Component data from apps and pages
• • •

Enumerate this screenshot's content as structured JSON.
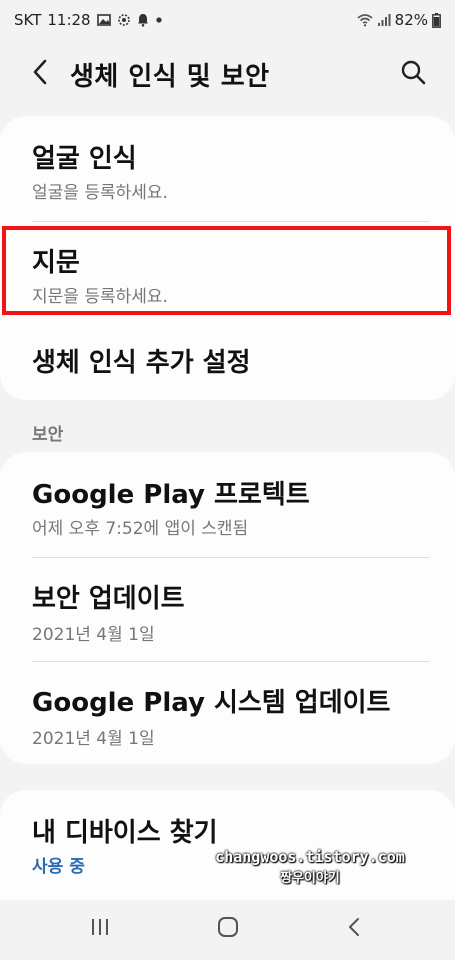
{
  "status_bar": {
    "carrier": "SKT",
    "time": "11:28",
    "battery": "82%",
    "icons": [
      "gallery-icon",
      "sync-icon",
      "notification-icon",
      "dot-icon",
      "wifi-icon",
      "signal-icon",
      "battery-icon"
    ]
  },
  "header": {
    "title": "생체 인식 및 보안",
    "back_icon": "back-arrow-icon",
    "search_icon": "search-icon"
  },
  "biometrics": {
    "items": [
      {
        "title": "얼굴 인식",
        "subtitle": "얼굴을 등록하세요."
      },
      {
        "title": "지문",
        "subtitle": "지문을 등록하세요.",
        "highlighted": true
      },
      {
        "title": "생체 인식 추가 설정"
      }
    ]
  },
  "security": {
    "section_label": "보안",
    "items": [
      {
        "title": "Google Play 프로텍트",
        "subtitle": "어제 오후 7:52에 앱이 스캔됨"
      },
      {
        "title": "보안 업데이트",
        "subtitle": "2021년 4월 1일"
      },
      {
        "title": "Google Play 시스템 업데이트",
        "subtitle": "2021년 4월 1일"
      }
    ]
  },
  "find_device": {
    "title": "내 디바이스 찾기",
    "status": "사용 중",
    "status_color": "#2c6bb3"
  },
  "watermark": {
    "line1": "changwoos.tistory.com",
    "line2": "짱우이야기"
  },
  "nav_bar": {
    "recents_icon": "recents-icon",
    "home_icon": "home-icon",
    "back_icon": "nav-back-icon"
  },
  "colors": {
    "background": "#f3f3f3",
    "card": "#fdfdfd",
    "highlight": "#f01414",
    "accent": "#2c6bb3"
  }
}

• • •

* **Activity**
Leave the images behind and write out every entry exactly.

* **Reply to the exercise**
Enumerate this screenshot's content as structured JSON.
{
  "status_bar": {
    "carrier": "SKT",
    "time": "11:28",
    "battery": "82%",
    "icons": [
      "gallery-icon",
      "sync-icon",
      "notification-icon",
      "dot-icon",
      "wifi-icon",
      "signal-icon",
      "battery-icon"
    ]
  },
  "header": {
    "title": "생체 인식 및 보안",
    "back_icon": "back-arrow-icon",
    "search_icon": "search-icon"
  },
  "biometrics": {
    "items": [
      {
        "title": "얼굴 인식",
        "subtitle": "얼굴을 등록하세요."
      },
      {
        "title": "지문",
        "subtitle": "지문을 등록하세요.",
        "highlighted": true
      },
      {
        "title": "생체 인식 추가 설정"
      }
    ]
  },
  "security": {
    "section_label": "보안",
    "items": [
      {
        "title": "Google Play 프로텍트",
        "subtitle": "어제 오후 7:52에 앱이 스캔됨"
      },
      {
        "title": "보안 업데이트",
        "subtitle": "2021년 4월 1일"
      },
      {
        "title": "Google Play 시스템 업데이트",
        "subtitle": "2021년 4월 1일"
      }
    ]
  },
  "find_device": {
    "title": "내 디바이스 찾기",
    "status": "사용 중",
    "status_color": "#2c6bb3"
  },
  "watermark": {
    "line1": "changwoos.tistory.com",
    "line2": "짱우이야기"
  },
  "nav_bar": {
    "recents_icon": "recents-icon",
    "home_icon": "home-icon",
    "back_icon": "nav-back-icon"
  },
  "colors": {
    "background": "#f3f3f3",
    "card": "#fdfdfd",
    "highlight": "#f01414",
    "accent": "#2c6bb3"
  }
}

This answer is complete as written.